There was a time when the bowls had the ability to speak and participate in conversations. At the time when the divinities lived on Olympus and the Greek heroes performed their feats, the writing was not silent, but had to be recited to decipher its message before an audience. Back then, Greek vases would present themselves to their onlookers, whispering messages to diners as they sipped their contents, and at other times playfully showing off their beauty.

So oral was the spelling in the Classical Period, that the Hellenic lover Aconcio knew how to creatively conquer his desired Cídipe, dodging all the social barriers between them, throwing her an apple carved with a few lines of text that she could not help but recite when picking it up. In this way, when he found himself in the temple of Artemis and declaimed that he swore by this goddess that he would not marry except with him, a supernatural force ensured that they ended up joining in what would be a happy wedding.

Therefore, if one day writing on mud or food had that power: to allow objects to speak and even unite impossible loves, then a bowl of the present would be honored to preserve that magical reminiscence. Thus, perhaps in the signature we can find messages bequeathed by our ancestors, introducing themselves and undoubtedly talking about love.
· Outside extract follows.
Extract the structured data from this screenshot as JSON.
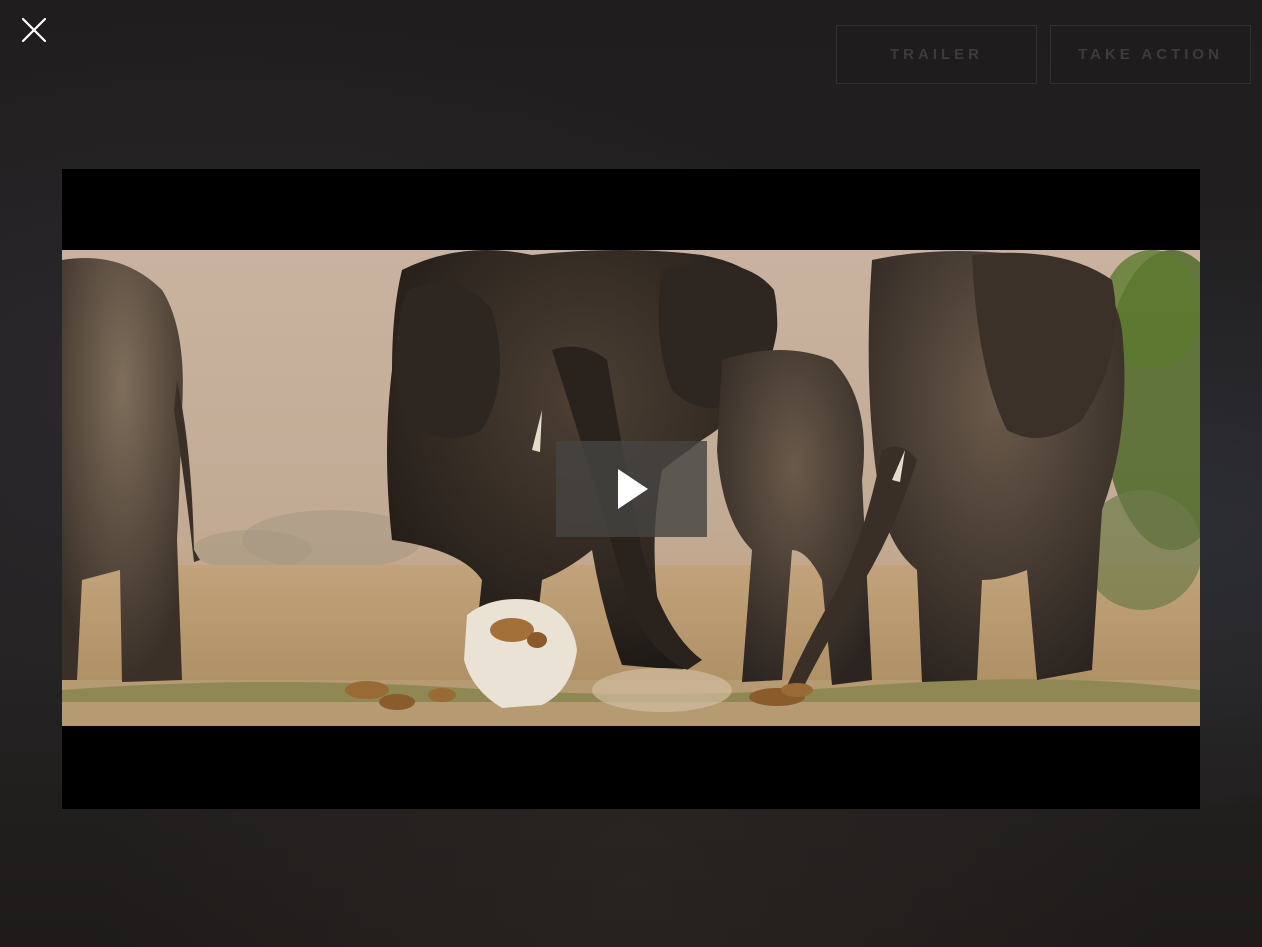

And who knows if by turning the bowl around, reading, we can discover personal stories and a universe of meanings to be decrypted.
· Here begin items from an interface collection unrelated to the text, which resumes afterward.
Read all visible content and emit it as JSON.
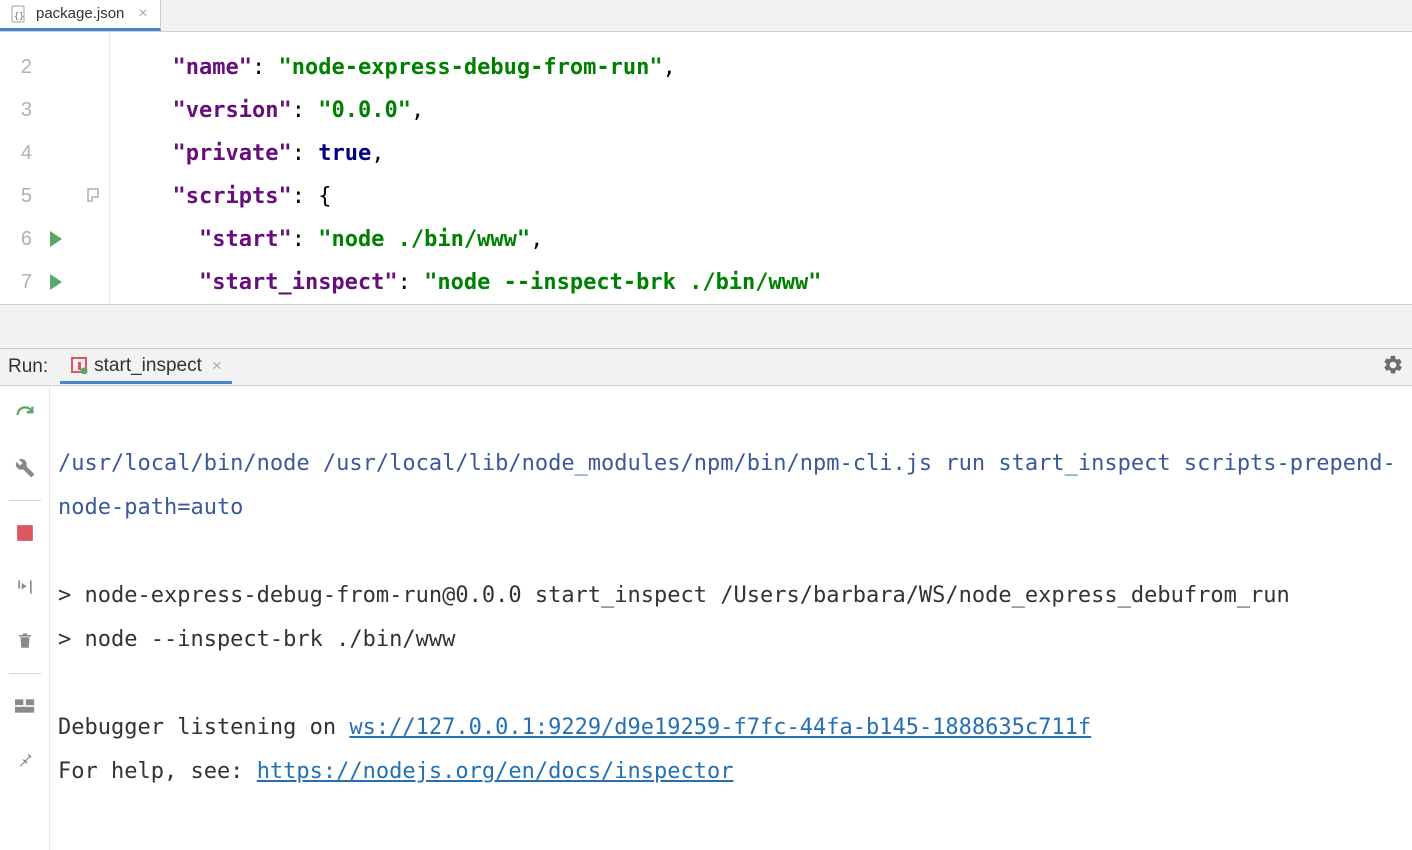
{
  "editor": {
    "tab": {
      "filename": "package.json"
    },
    "lines": [
      {
        "num": "2",
        "indent": 1,
        "key": "\"name\"",
        "sep": ": ",
        "val": "\"node-express-debug-from-run\"",
        "valType": "str",
        "trail": ","
      },
      {
        "num": "3",
        "indent": 1,
        "key": "\"version\"",
        "sep": ": ",
        "val": "\"0.0.0\"",
        "valType": "str",
        "trail": ","
      },
      {
        "num": "4",
        "indent": 1,
        "key": "\"private\"",
        "sep": ": ",
        "val": "true",
        "valType": "bool",
        "trail": ","
      },
      {
        "num": "5",
        "indent": 1,
        "key": "\"scripts\"",
        "sep": ": ",
        "val": "{",
        "valType": "punc",
        "trail": "",
        "fold": true
      },
      {
        "num": "6",
        "indent": 2,
        "key": "\"start\"",
        "sep": ": ",
        "val": "\"node ./bin/www\"",
        "valType": "str",
        "trail": ",",
        "run": true
      },
      {
        "num": "7",
        "indent": 2,
        "key": "\"start_inspect\"",
        "sep": ": ",
        "val": "\"node --inspect-brk ./bin/www\"",
        "valType": "str",
        "trail": "",
        "run": true
      }
    ]
  },
  "runpanel": {
    "label": "Run:",
    "tab": "start_inspect",
    "console": {
      "cmd": "/usr/local/bin/node /usr/local/lib/node_modules/npm/bin/npm-cli.js run start_inspect scripts-prepend-node-path=auto",
      "out1": "> node-express-debug-from-run@0.0.0 start_inspect /Users/barbara/WS/node_express_debufrom_run",
      "out2": "> node --inspect-brk ./bin/www",
      "dbg_pre": "Debugger listening on ",
      "dbg_link": "ws://127.0.0.1:9229/d9e19259-f7fc-44fa-b145-1888635c711f",
      "help_pre": "For help, see: ",
      "help_link": "https://nodejs.org/en/docs/inspector"
    }
  }
}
Top image: Devedeux, L. , circa 1850. Diana déesse de la chasse entourée par ses seviteurs dans un cadre forestier lumineux . Oil on canvas, unknown collection .